Increasing the federal gas tax to shore up the nation's bridges will not make American drivers safer. But better planning and prioritization of existing transportation funds could. The Transportation Dept. spends about $60 billion per year, and the federal Highway Trust Fund takes in about $40 billion from current gas taxes. There is plenty of money in this $100 billion pot to fund bridge maintenance.
The current national debate proves one thing: Policymakers know how to spend our money, but they have no idea how to invest it.
Part of the Highway Trust Fund is dedicated to funding mass transit despite that transit has proven anything but a success in terms of cost-effectiveness or its ability to get cars off the road. We spend billions, for example, on light-rail projects that very few people use. Even when the highway funds are actually spent on roads, Congress finds a way to earmark money for useless projects like the "bridge to nowhere" in Alaska. Not surprisingly, Senator Ted Stevens (R-Alaska) is one of those calling for the tax increase.
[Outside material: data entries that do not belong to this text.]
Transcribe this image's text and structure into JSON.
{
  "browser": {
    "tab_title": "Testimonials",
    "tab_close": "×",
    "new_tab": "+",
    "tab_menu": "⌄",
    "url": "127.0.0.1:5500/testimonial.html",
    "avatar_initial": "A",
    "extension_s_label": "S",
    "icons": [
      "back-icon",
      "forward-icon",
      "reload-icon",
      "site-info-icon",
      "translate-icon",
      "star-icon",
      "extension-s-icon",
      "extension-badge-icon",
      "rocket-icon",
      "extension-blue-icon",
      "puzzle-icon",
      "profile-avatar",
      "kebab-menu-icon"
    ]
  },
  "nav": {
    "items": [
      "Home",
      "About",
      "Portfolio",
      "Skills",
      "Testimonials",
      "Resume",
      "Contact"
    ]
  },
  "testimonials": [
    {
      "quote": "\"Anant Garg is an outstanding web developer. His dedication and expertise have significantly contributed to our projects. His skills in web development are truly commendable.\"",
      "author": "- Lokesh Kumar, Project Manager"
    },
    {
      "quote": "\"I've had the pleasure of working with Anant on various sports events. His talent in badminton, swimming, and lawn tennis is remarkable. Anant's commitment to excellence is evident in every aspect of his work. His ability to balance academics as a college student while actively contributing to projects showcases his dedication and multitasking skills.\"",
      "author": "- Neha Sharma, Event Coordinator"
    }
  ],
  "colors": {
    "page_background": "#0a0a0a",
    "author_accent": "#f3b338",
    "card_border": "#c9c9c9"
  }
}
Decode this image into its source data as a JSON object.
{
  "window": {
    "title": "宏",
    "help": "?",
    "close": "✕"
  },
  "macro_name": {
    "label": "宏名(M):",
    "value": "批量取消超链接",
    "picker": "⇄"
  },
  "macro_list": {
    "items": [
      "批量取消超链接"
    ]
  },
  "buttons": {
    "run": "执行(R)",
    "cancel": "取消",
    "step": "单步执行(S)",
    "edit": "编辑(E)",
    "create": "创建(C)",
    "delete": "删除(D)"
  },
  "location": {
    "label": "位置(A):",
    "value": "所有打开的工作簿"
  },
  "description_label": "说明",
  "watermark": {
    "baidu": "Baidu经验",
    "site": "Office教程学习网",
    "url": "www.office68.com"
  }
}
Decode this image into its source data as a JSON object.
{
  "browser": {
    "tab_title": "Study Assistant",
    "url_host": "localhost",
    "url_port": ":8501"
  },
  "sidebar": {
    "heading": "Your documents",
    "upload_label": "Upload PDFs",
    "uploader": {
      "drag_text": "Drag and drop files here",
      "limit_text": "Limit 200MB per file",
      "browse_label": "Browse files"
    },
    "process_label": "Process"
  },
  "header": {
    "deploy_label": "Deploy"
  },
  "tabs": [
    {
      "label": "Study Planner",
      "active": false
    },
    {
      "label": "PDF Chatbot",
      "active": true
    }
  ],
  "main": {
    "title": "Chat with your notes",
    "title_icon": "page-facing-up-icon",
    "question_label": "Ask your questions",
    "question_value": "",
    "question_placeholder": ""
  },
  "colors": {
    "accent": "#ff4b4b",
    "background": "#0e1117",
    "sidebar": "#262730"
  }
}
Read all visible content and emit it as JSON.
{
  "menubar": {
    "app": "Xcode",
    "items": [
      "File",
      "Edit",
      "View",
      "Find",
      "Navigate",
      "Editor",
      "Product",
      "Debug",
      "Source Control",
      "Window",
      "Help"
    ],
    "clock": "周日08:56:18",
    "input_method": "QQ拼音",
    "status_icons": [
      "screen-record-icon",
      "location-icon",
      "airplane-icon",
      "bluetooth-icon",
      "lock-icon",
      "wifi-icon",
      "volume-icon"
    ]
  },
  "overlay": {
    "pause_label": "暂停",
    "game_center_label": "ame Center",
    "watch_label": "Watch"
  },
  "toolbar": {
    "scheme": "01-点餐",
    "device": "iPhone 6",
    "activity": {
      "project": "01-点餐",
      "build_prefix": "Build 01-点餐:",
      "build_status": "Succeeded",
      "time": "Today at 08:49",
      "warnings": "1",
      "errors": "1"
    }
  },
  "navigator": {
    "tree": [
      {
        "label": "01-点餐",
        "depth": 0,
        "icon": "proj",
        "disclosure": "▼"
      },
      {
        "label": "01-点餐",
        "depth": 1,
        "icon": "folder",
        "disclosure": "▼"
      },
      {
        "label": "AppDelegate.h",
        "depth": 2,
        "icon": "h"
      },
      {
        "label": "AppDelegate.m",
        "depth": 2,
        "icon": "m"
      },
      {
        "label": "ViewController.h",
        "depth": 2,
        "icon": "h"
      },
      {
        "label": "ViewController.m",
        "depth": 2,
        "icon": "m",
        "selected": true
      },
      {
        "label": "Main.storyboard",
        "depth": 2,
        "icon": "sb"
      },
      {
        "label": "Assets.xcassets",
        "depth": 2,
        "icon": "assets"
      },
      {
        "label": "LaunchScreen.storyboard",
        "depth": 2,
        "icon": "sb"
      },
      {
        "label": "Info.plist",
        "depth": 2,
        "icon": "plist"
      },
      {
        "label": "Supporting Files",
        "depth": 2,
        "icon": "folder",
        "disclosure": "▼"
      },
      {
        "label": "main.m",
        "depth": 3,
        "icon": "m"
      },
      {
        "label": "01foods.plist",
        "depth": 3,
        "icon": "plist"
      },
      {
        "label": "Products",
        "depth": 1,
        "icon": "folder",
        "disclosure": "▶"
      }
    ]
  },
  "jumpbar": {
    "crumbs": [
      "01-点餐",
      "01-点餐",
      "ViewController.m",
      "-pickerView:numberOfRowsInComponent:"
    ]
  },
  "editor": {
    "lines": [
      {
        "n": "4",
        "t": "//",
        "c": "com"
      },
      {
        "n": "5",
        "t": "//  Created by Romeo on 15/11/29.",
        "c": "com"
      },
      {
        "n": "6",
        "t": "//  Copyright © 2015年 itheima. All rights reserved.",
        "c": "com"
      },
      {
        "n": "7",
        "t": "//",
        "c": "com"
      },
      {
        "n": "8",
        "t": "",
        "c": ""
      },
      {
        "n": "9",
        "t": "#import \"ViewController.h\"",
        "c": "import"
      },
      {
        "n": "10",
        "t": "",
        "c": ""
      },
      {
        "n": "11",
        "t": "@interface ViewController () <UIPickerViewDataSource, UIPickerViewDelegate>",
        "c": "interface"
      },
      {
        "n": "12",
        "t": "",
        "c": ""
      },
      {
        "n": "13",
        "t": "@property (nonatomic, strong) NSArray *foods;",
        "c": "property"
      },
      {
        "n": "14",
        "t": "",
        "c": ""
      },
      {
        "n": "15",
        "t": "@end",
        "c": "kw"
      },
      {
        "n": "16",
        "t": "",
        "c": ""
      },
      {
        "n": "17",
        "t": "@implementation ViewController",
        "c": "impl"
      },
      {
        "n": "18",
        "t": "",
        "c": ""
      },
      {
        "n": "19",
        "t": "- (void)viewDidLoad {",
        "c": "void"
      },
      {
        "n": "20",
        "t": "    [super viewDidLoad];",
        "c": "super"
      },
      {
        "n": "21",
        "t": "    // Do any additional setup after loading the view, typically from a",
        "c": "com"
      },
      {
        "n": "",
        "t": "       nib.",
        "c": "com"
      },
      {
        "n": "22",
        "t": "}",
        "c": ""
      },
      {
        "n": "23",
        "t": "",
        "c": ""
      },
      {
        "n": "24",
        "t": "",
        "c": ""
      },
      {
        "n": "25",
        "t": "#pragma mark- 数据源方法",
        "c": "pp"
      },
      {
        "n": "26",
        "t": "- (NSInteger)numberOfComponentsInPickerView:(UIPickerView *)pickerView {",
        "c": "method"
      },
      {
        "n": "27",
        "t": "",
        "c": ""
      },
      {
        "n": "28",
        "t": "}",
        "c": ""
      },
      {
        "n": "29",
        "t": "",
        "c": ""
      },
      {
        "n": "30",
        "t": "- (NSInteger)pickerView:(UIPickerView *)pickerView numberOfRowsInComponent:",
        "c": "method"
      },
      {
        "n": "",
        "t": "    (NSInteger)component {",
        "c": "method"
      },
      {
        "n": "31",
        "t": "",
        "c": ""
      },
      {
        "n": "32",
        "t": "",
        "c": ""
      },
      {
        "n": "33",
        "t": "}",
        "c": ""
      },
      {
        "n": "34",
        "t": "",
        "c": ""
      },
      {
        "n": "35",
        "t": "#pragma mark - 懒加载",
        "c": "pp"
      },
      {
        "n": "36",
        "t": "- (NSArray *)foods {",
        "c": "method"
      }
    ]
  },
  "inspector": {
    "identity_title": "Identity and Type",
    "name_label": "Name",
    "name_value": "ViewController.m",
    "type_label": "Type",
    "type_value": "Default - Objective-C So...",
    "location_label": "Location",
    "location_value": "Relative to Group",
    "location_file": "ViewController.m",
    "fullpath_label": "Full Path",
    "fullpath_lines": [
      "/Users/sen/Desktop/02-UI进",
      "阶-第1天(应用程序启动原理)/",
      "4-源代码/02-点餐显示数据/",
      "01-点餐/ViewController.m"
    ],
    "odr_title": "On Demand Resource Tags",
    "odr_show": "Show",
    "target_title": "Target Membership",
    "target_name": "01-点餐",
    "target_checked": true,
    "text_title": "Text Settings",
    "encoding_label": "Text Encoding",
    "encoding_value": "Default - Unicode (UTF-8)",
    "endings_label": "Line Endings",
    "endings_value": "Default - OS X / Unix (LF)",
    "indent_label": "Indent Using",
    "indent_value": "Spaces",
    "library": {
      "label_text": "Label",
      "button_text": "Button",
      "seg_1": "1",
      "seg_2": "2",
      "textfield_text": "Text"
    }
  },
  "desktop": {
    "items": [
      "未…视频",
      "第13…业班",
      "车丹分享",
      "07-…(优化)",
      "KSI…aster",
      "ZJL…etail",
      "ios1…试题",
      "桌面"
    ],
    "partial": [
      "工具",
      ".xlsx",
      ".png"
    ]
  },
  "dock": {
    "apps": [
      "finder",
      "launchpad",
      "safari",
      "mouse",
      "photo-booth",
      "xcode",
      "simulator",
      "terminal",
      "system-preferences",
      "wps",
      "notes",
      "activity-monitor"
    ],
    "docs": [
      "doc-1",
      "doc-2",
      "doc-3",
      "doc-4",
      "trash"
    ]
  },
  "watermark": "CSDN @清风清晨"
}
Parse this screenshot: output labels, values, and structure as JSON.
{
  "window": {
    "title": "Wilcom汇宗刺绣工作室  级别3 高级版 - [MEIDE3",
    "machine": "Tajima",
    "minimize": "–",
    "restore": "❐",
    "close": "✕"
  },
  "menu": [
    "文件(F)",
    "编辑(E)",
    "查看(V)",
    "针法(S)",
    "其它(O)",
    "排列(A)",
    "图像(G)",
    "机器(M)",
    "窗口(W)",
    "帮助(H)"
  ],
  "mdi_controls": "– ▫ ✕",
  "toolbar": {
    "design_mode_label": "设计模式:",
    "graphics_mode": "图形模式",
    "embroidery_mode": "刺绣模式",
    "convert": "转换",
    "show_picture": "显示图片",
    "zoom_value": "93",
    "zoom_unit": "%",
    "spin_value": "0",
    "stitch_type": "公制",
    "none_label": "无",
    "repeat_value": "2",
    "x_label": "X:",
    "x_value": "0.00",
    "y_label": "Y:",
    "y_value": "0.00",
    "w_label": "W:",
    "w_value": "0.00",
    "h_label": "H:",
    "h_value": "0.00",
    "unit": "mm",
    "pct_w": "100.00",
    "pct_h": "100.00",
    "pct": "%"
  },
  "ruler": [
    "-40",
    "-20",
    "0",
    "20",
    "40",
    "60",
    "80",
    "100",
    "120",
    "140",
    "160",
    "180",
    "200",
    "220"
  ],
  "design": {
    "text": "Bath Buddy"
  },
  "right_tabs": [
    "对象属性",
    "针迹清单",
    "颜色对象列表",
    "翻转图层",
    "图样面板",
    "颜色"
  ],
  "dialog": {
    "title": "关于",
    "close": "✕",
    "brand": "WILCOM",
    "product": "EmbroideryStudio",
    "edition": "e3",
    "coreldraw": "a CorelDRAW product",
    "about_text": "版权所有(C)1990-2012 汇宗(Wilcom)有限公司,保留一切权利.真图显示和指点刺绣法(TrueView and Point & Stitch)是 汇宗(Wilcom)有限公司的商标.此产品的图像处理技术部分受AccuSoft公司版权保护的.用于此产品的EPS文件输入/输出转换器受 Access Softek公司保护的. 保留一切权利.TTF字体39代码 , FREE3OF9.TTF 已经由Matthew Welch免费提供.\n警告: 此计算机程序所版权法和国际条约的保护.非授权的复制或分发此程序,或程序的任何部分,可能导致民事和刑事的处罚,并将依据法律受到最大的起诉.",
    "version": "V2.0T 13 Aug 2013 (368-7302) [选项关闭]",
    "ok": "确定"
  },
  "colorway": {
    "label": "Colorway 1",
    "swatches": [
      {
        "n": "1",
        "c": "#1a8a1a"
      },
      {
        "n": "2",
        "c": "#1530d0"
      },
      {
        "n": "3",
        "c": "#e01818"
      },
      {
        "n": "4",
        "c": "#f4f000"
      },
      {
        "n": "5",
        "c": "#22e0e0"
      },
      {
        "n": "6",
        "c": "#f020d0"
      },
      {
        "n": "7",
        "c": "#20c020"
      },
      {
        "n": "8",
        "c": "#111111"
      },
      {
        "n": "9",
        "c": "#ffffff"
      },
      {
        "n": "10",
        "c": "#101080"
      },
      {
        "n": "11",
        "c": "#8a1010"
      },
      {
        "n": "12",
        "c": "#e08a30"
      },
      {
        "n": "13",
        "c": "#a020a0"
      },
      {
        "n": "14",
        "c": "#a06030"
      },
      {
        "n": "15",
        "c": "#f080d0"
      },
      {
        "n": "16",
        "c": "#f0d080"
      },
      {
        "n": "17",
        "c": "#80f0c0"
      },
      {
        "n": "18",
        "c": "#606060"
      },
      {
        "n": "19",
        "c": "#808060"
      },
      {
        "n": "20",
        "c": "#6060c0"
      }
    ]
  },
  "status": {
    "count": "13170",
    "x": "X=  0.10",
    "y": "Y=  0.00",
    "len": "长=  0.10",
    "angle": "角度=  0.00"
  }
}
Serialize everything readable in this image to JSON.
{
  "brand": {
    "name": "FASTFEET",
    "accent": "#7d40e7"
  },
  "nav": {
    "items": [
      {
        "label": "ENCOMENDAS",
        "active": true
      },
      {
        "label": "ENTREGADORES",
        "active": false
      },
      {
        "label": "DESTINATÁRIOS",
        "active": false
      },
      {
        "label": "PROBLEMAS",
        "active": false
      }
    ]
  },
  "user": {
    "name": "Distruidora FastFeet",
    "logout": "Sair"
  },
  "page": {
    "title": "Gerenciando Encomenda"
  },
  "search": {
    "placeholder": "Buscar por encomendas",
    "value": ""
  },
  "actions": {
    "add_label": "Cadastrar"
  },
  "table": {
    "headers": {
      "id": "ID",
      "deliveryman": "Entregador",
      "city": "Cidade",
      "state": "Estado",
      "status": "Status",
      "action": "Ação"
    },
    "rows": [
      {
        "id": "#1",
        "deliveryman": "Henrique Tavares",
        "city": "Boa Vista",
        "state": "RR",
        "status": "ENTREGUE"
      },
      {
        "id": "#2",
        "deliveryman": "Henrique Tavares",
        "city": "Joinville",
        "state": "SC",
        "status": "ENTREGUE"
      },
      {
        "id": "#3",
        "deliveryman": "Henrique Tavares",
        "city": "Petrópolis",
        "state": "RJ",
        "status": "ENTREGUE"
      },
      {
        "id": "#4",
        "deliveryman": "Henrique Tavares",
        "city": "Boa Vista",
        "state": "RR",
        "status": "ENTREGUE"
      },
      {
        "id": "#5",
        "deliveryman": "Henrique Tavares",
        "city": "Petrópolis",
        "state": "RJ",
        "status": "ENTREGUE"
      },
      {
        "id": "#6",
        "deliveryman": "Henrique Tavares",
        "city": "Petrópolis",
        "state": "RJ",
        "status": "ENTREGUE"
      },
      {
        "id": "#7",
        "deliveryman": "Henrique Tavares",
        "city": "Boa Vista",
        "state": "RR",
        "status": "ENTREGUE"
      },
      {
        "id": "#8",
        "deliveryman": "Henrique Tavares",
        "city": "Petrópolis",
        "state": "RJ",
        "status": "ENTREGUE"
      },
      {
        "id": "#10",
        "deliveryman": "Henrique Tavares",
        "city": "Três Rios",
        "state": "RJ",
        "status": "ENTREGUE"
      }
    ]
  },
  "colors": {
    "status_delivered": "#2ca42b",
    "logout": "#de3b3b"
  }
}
State policymakers also bear responsibility. After all, every state has its own fuel tax, supposedly dedicated to road construction and maintenance.
Until policymakers prove themselves more responsible with the money we already make available to them, tax increases will not improve driver safety. The endless array of pork-barrel projects funded by todays gas tax revenues makes it obvious that money is not the problem; priority-setting is. If they act with more prudence, state and federal governments can keep bridges standing without a tax increase.
The Minnesota bridge collapse is a tragedy. But it should not be used as an excuse by spendthrift policymakers to ask for more money. Hand more revenue over and hope they get it right this time? No thank you.